On landing at Bujumbura airport, he asked John to watch all the White passengers and tell him if any of them alighted. When none did, he stood up and extended his hand: “Sorry, buddy, you’ve lost the bet!” he said, accepting back his dollar bill. “I’ll keep it until I come to Rwanda so that we can share a drink. What draws everybody to that country? My name’s Barthelemew, Bart for short. What’s yours?” John gave his name and they exchanged their phone numbers and bid each other farewell.
Sure, I authenticated the veracity of this anecdote. Bart told me he will even tell me more when soon he visits. However, what does that mean for Rwandans? At this time when Africa is yearning for exemplary leadership, what does it mean if Rwanda were to suddenly be laid to waste by young computer geeks who are armed with the power of facebook and twitter?
Your answer, of course, will be that Rwandans have no such luck. That they should instead worry about equipping their youth technologically. That if Tunisia, Egypt, their Arab neighbours and now Great Britain are to teach anybody anything, it’s that Rwanda is lucky to be backward.
On the contrary, however, those events involving the youth are evidence that Rwanda, like the rest of sub-Saharan Africa, is closer to these countries than we think. The events serve to show that the peoples of the world have the same desires and they, young and old, want to enjoy the resources and liberties of their countries equitably.

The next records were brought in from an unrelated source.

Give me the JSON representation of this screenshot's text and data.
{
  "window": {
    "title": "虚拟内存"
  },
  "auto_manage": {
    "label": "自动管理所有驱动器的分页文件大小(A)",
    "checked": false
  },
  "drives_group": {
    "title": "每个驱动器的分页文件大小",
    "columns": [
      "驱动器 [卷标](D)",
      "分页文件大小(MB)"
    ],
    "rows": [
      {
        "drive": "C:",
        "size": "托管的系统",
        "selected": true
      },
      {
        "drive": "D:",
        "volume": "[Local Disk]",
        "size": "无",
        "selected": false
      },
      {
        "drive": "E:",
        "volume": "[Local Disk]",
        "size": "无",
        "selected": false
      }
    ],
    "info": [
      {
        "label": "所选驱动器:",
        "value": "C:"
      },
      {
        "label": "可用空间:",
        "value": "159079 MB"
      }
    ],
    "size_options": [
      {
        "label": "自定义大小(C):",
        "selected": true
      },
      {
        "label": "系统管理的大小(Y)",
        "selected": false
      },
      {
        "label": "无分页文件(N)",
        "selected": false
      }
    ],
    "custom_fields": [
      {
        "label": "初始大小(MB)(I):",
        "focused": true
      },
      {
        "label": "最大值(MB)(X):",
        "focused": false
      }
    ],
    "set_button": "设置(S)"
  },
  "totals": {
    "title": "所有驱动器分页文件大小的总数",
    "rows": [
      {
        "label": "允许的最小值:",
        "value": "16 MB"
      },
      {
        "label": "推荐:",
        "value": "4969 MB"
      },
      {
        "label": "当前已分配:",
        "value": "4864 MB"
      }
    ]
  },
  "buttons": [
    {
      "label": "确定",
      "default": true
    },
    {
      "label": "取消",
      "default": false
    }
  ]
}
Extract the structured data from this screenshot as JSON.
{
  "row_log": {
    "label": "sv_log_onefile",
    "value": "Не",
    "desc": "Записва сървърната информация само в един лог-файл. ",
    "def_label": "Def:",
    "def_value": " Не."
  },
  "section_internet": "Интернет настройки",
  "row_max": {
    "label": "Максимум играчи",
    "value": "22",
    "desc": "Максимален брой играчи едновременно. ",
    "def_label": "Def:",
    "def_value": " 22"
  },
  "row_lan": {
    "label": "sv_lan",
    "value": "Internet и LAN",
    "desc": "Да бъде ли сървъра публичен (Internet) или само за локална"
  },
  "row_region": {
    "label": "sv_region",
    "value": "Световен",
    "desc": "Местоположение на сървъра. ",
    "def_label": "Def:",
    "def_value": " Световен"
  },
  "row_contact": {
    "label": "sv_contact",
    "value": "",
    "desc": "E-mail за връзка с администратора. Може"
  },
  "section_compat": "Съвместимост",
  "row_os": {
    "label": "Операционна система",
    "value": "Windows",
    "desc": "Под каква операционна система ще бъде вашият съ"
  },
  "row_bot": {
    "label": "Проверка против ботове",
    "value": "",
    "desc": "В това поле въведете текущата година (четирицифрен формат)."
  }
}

So, the way most of sub-Saharan Africa is looking up to Rwanda, she cannot afford to disappoint. Luckily for these countries, they’ll not be disappointed.
The youth of Rwanda, more than anybody else, cannot revolt against their leadership simply because they are the leadership. In Rwanda, it is not unusual to find technology-savvy government officials and captains of industry who are in their late twenties.
It may be an accident of recent history, Rwanda having lost most of her older government and business cadres. It may be that all democratic institutions are now in place. Whatever the case, youthful Rwanda takes seriously her obligation not to disappoint.